By Michael Saul, Partner at Cosmetic Surgery Solicitors
Advertisements for cosmetic treatments have been banned from targeting under-18s in the UK, following the latest change in the law back in May of this year.
Announced back in November 2021, the new law banning advertisements aimed at under-18s regarding cosmetic procedures has come in earlier this year.
The new rules apply to all media institutions and their content, covering procedures designed to change a person’s physical appearance. These include invasive surgery, such as breast augmentation or reduction, abdominoplasty and nose reshaping, and also covers teeth-whitening and other non-invasive cosmetic procedures.
By law, adverts of this nature will not be allowed to appear during television or radio shows commissioned for or likely to appeal to under-18s. In other media, such as social media platforms, these ads are banned from content targeted towards under-18s, or where under-18s make up over 25% of the audience.
The Committee of Advertising Practice (CAP) has suggested that the constant advertising of cosmetic procedures aimed at under-18s has created negative body image perceptions, and has impacted teenagers’ self-esteem, well-being and mental health.
In a survey which questioned people about their thoughts on surgery, 91% of respondents either ‘agreed’ or ‘strongly agreed’ that people are increasingly undergoing cosmetic treatments when they are too young. A further 87% of respondents either ‘agreed’ or ‘strongly agreed’ that 18 was too young to make an informed decision about getting cosmetic surgery.
We are currently in the midst of a body image crisis whereby our young people are bombarded with unrealistic body image standards that affect their opinions of themselves. Many teenagers are affected by body confidence issues, such as Body Dysmorphic Disorder (BDD), which can lead to other mental and physical health issues such as depression and anorexia.
BDD sufferers who feel compelled to have cosmetic surgery do so because they have underlying mental and emotional issues that they believe can be resolved by changing their physical appearance. Cosmetic surgery is not the solution to these problems, and typically, those who are constantly critical of their appearance will not be happy with the final results since the outcomes they desire are generally not possible.
It only takes one cosmetic procedure for a young person to become increasingly critical of their appearance, increasing the risk of developing an addiction that can lead to seeking unnecessary treatments in the future. In particular, people suffering from mental health problems such as anxiety may find that they are particularly vulnerable to the impact of pressures about their appearance.
Cosmetic Surgery Solicitors has been campaigning for this change in the law for some time now, and are delighted to see it come into effect. Young people should be able to consume media and not feel bombarded with constant messaging to alter their appearance.
While the law change is a much-needed step in the right direction, it still does not go far enough to protect young people – predominantly from Generation Z or younger – from the harmful emotional effects that seeking cosmetic procedures at a young age can cause.
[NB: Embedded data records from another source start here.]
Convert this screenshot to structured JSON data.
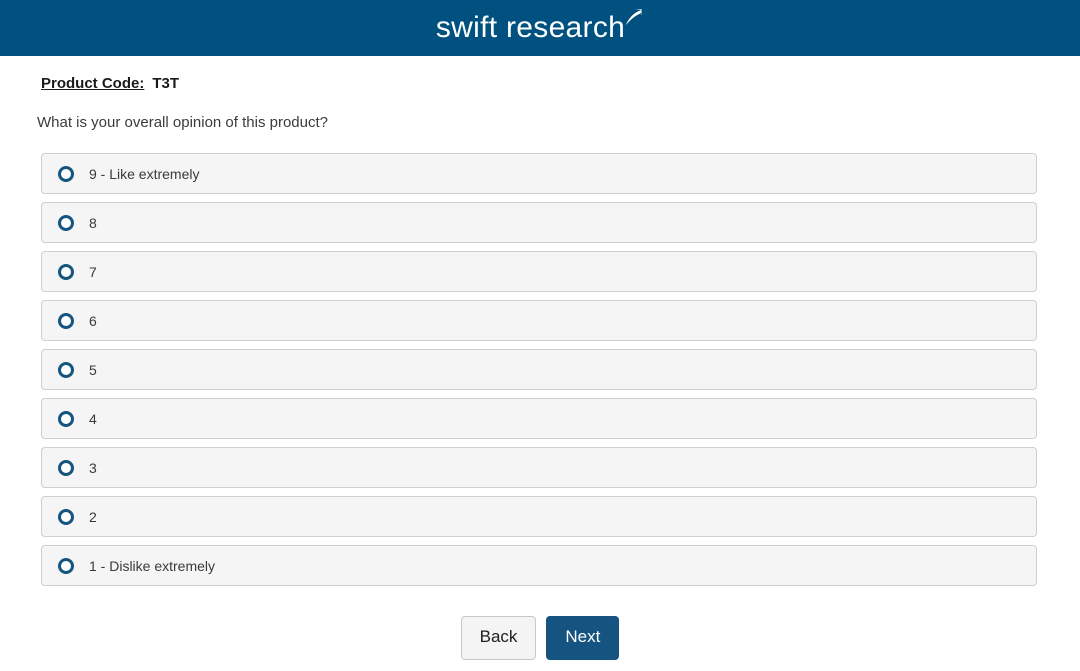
{
  "header": {
    "logo_text": "swift research",
    "logo_mark_name": "swoosh-arrow-icon",
    "background_color": "#005180"
  },
  "survey": {
    "product_code_label": "Product Code:",
    "product_code_value": "T3T",
    "question": "What is your overall opinion of this product?",
    "options": [
      {
        "value": "9",
        "label": "9 - Like extremely",
        "selected": false
      },
      {
        "value": "8",
        "label": "8",
        "selected": false
      },
      {
        "value": "7",
        "label": "7",
        "selected": false
      },
      {
        "value": "6",
        "label": "6",
        "selected": false
      },
      {
        "value": "5",
        "label": "5",
        "selected": false
      },
      {
        "value": "4",
        "label": "4",
        "selected": false
      },
      {
        "value": "3",
        "label": "3",
        "selected": false
      },
      {
        "value": "2",
        "label": "2",
        "selected": false
      },
      {
        "value": "1",
        "label": "1 - Dislike extremely",
        "selected": false
      }
    ]
  },
  "navigation": {
    "back_label": "Back",
    "next_label": "Next"
  },
  "colors": {
    "brand_blue": "#005180",
    "radio_blue": "#15557f",
    "next_button": "#155480",
    "row_background": "#f5f5f5",
    "row_border": "#cfcfcf"
  }
}
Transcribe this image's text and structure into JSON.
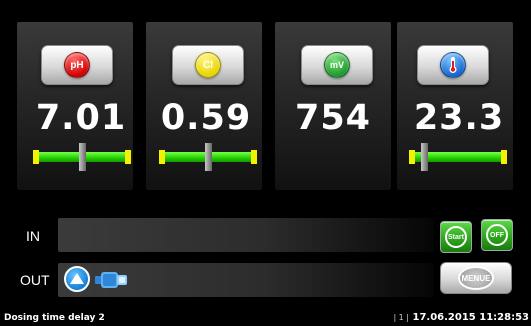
{
  "measurements": [
    {
      "icon": "ph-icon",
      "badge": "pH",
      "value": "7.01",
      "has_gauge": true,
      "gauge_position": 0.5
    },
    {
      "icon": "chlorine-icon",
      "badge": "Cl",
      "value": "0.59",
      "has_gauge": true,
      "gauge_position": 0.5
    },
    {
      "icon": "redox-mv-icon",
      "badge": "mV",
      "value": "754",
      "has_gauge": false
    },
    {
      "icon": "thermometer-icon",
      "badge": "",
      "value": "23.3",
      "has_gauge": true,
      "gauge_position": 0.15
    }
  ],
  "io": {
    "in_label": "IN",
    "out_label": "OUT"
  },
  "controls": {
    "start_label": "Start",
    "off_label": "OFF",
    "menu_label": "MENUE"
  },
  "status": {
    "message": "Dosing time delay 2",
    "page": "| 1 |",
    "datetime": "17.06.2015 11:28:53"
  },
  "colors": {
    "ph": "#d00000",
    "chlorine": "#e8d400",
    "redox": "#1f9a2e",
    "temperature": "#1466d0",
    "gauge_green": "#26d400",
    "gauge_yellow": "#f2f200"
  }
}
This is why we are urging the government to go even further by banning all cosmetic treatments – including surgery and non-invasive procedures – for individuals under the age of 21, unless there is a medical need.